▶ **ACTION ITEM**
Find each line below that includes "accel", then copy it.

Interface dataset entries

========================================================================

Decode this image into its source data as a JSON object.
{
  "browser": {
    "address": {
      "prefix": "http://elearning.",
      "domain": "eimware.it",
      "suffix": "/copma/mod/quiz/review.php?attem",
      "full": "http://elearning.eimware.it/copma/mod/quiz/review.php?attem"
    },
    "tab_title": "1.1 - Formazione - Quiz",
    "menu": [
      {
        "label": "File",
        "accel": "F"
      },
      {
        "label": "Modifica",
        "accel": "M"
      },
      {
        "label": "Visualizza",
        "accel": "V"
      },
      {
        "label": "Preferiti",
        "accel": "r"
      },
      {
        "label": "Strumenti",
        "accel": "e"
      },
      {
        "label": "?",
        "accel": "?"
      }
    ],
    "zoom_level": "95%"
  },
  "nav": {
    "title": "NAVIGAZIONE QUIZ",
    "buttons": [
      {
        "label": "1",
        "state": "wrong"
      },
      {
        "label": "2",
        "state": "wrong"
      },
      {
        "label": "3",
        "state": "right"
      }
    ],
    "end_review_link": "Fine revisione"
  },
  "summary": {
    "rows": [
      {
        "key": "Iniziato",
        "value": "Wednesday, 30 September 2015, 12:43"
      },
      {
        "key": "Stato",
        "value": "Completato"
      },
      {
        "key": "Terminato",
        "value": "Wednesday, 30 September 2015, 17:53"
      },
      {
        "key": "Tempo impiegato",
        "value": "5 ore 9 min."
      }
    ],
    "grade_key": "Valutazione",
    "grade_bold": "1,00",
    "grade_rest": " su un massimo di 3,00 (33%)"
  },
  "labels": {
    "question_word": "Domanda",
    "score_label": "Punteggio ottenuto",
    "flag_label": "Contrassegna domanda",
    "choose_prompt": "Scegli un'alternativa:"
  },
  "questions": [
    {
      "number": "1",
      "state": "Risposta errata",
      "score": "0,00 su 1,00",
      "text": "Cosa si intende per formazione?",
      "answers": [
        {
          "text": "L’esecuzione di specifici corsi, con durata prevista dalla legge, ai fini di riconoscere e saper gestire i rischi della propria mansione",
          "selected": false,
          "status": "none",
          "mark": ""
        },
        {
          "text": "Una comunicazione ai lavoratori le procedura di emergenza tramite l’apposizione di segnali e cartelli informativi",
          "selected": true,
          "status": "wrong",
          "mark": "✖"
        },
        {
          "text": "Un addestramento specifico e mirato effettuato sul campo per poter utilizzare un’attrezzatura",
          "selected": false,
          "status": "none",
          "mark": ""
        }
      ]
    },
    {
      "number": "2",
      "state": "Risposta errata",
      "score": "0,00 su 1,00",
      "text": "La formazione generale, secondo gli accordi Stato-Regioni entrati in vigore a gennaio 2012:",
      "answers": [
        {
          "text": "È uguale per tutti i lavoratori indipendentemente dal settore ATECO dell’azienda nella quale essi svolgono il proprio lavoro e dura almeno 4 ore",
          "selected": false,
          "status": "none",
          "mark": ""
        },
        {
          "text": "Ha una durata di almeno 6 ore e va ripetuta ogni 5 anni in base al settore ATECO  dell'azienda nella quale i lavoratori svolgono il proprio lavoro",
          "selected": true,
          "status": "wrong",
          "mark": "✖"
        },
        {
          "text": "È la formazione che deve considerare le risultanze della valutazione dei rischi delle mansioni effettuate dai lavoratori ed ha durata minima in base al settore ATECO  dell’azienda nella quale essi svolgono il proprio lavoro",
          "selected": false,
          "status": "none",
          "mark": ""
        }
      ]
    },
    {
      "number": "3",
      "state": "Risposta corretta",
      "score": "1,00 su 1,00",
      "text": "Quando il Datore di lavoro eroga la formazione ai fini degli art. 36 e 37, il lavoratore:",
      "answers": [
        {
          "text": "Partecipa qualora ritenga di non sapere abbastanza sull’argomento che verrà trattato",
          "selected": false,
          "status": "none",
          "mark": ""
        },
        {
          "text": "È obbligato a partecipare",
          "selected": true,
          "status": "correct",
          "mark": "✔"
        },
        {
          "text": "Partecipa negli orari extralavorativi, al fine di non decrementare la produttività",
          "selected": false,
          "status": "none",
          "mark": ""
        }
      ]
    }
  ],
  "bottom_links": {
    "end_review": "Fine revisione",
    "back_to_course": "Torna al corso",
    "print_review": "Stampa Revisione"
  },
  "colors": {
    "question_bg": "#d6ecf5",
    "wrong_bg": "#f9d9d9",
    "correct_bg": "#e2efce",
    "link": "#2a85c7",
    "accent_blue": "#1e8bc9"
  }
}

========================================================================

▶ **SOLUTION TO THIS TASK**
        "accel": "F"
        "accel": "M"
        "accel": "V"
        "accel": "r"
        "accel": "e"
        "accel": "?"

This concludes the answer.